ACTION ITEM:
Reproduce the listing below word for word, with no pictures.

EXTRACTED RECORDS:
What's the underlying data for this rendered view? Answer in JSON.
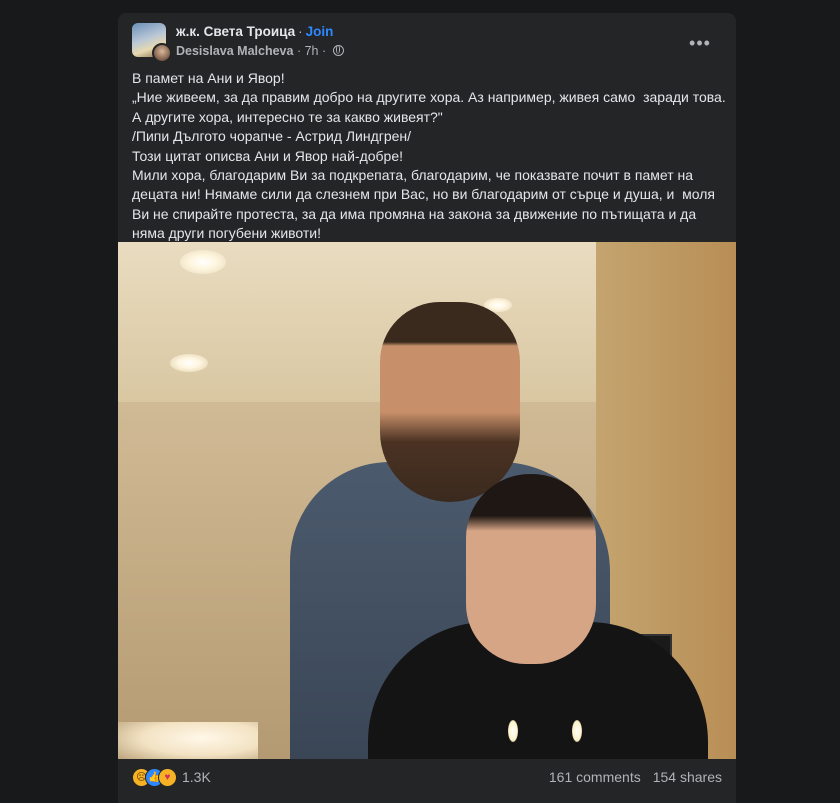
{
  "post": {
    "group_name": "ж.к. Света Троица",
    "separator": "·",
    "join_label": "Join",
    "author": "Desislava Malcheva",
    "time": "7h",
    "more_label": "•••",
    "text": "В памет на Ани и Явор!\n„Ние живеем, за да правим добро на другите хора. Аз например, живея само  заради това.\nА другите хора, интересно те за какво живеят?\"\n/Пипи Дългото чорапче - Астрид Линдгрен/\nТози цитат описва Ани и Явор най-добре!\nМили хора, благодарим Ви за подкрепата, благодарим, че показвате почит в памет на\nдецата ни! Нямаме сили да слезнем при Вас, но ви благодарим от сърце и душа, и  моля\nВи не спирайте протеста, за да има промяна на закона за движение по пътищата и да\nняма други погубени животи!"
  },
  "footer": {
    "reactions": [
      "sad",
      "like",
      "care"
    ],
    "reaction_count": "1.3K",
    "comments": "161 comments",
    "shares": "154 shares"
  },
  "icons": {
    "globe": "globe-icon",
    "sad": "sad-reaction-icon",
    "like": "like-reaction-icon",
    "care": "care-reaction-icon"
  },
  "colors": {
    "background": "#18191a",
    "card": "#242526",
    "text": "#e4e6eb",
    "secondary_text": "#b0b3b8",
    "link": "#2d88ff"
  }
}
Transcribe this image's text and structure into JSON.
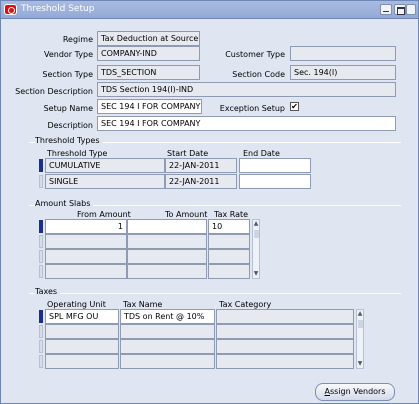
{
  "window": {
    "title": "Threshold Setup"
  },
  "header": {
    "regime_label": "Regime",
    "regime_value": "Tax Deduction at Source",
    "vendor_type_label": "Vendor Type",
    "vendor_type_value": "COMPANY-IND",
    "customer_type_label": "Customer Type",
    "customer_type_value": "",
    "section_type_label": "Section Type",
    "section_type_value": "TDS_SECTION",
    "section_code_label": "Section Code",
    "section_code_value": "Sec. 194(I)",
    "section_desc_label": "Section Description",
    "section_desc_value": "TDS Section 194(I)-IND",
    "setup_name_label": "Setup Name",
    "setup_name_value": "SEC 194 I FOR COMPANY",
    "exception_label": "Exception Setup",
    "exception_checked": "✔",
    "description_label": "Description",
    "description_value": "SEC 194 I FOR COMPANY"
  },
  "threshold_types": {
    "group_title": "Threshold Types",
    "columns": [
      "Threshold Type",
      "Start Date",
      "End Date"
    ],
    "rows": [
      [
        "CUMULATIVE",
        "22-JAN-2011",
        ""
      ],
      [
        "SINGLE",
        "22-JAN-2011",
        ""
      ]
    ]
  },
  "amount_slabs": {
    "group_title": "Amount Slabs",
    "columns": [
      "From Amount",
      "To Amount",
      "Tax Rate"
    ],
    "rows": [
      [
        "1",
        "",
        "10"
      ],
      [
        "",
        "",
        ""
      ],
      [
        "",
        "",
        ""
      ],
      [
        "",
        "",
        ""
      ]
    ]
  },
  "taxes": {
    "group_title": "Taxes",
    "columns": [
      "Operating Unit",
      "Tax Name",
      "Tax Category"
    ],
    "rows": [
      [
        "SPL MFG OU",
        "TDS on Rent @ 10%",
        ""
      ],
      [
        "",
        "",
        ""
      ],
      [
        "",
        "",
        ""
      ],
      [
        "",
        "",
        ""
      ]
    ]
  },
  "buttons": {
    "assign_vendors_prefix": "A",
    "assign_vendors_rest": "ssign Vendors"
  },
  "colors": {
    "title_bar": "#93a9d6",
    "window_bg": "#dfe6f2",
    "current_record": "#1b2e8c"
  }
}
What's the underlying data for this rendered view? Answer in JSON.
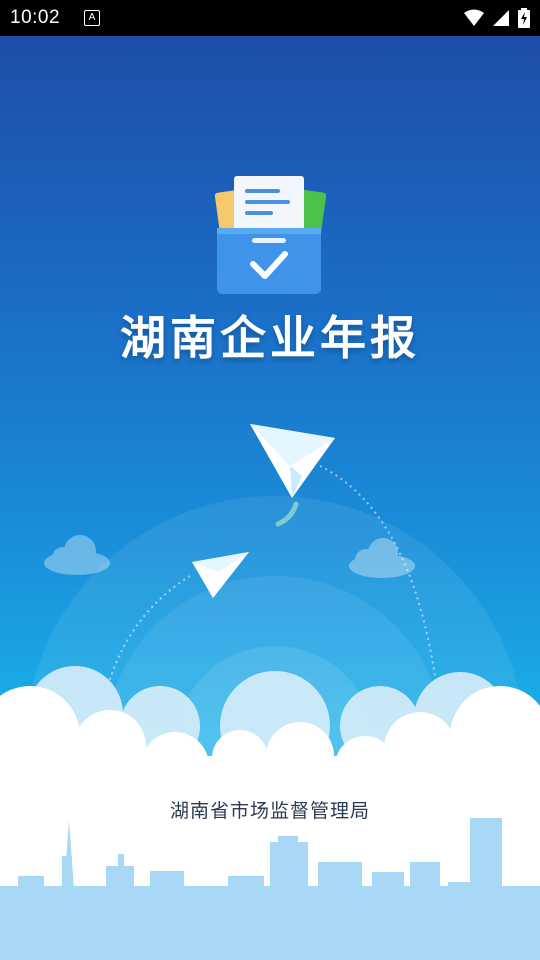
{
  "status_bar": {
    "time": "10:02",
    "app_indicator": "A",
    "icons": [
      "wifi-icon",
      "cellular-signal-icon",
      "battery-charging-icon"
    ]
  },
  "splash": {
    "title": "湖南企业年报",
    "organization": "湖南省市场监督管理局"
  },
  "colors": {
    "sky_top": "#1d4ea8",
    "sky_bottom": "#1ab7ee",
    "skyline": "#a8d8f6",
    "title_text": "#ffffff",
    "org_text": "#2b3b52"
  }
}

SOLUTION TO THE PROBLEM:
What's the underlying data for this rendered view? Answer in JSON.
{
  "post": {
    "group_name": "ж.к. Света Троица",
    "separator": "·",
    "join_label": "Join",
    "author": "Desislava Malcheva",
    "time": "7h",
    "more_label": "•••",
    "text": "В памет на Ани и Явор!\n„Ние живеем, за да правим добро на другите хора. Аз например, живея само  заради това.\nА другите хора, интересно те за какво живеят?\"\n/Пипи Дългото чорапче - Астрид Линдгрен/\nТози цитат описва Ани и Явор най-добре!\nМили хора, благодарим Ви за подкрепата, благодарим, че показвате почит в памет на\nдецата ни! Нямаме сили да слезнем при Вас, но ви благодарим от сърце и душа, и  моля\nВи не спирайте протеста, за да има промяна на закона за движение по пътищата и да\nняма други погубени животи!"
  },
  "footer": {
    "reactions": [
      "sad",
      "like",
      "care"
    ],
    "reaction_count": "1.3K",
    "comments": "161 comments",
    "shares": "154 shares"
  },
  "icons": {
    "globe": "globe-icon",
    "sad": "sad-reaction-icon",
    "like": "like-reaction-icon",
    "care": "care-reaction-icon"
  },
  "colors": {
    "background": "#18191a",
    "card": "#242526",
    "text": "#e4e6eb",
    "secondary_text": "#b0b3b8",
    "link": "#2d88ff"
  }
}
Transcribe this image's text and structure into JSON.
{
  "window": {
    "title": "Threshold Setup"
  },
  "header": {
    "regime_label": "Regime",
    "regime_value": "Tax Deduction at Source",
    "vendor_type_label": "Vendor Type",
    "vendor_type_value": "COMPANY-IND",
    "customer_type_label": "Customer Type",
    "customer_type_value": "",
    "section_type_label": "Section Type",
    "section_type_value": "TDS_SECTION",
    "section_code_label": "Section Code",
    "section_code_value": "Sec. 194(I)",
    "section_desc_label": "Section Description",
    "section_desc_value": "TDS Section 194(I)-IND",
    "setup_name_label": "Setup Name",
    "setup_name_value": "SEC 194 I FOR COMPANY",
    "exception_label": "Exception Setup",
    "exception_checked": "✔",
    "description_label": "Description",
    "description_value": "SEC 194 I FOR COMPANY"
  },
  "threshold_types": {
    "group_title": "Threshold Types",
    "columns": [
      "Threshold Type",
      "Start Date",
      "End Date"
    ],
    "rows": [
      [
        "CUMULATIVE",
        "22-JAN-2011",
        ""
      ],
      [
        "SINGLE",
        "22-JAN-2011",
        ""
      ]
    ]
  },
  "amount_slabs": {
    "group_title": "Amount Slabs",
    "columns": [
      "From Amount",
      "To Amount",
      "Tax Rate"
    ],
    "rows": [
      [
        "1",
        "",
        "10"
      ],
      [
        "",
        "",
        ""
      ],
      [
        "",
        "",
        ""
      ],
      [
        "",
        "",
        ""
      ]
    ]
  },
  "taxes": {
    "group_title": "Taxes",
    "columns": [
      "Operating Unit",
      "Tax Name",
      "Tax Category"
    ],
    "rows": [
      [
        "SPL MFG OU",
        "TDS on Rent @ 10%",
        ""
      ],
      [
        "",
        "",
        ""
      ],
      [
        "",
        "",
        ""
      ],
      [
        "",
        "",
        ""
      ]
    ]
  },
  "buttons": {
    "assign_vendors_prefix": "A",
    "assign_vendors_rest": "ssign Vendors"
  },
  "colors": {
    "title_bar": "#93a9d6",
    "window_bg": "#dfe6f2",
    "current_record": "#1b2e8c"
  }
}
What's the underlying data for this rendered view? Answer in JSON.
{
  "status_bar": {
    "time": "10:02",
    "app_indicator": "A",
    "icons": [
      "wifi-icon",
      "cellular-signal-icon",
      "battery-charging-icon"
    ]
  },
  "splash": {
    "title": "湖南企业年报",
    "organization": "湖南省市场监督管理局"
  },
  "colors": {
    "sky_top": "#1d4ea8",
    "sky_bottom": "#1ab7ee",
    "skyline": "#a8d8f6",
    "title_text": "#ffffff",
    "org_text": "#2b3b52"
  }
}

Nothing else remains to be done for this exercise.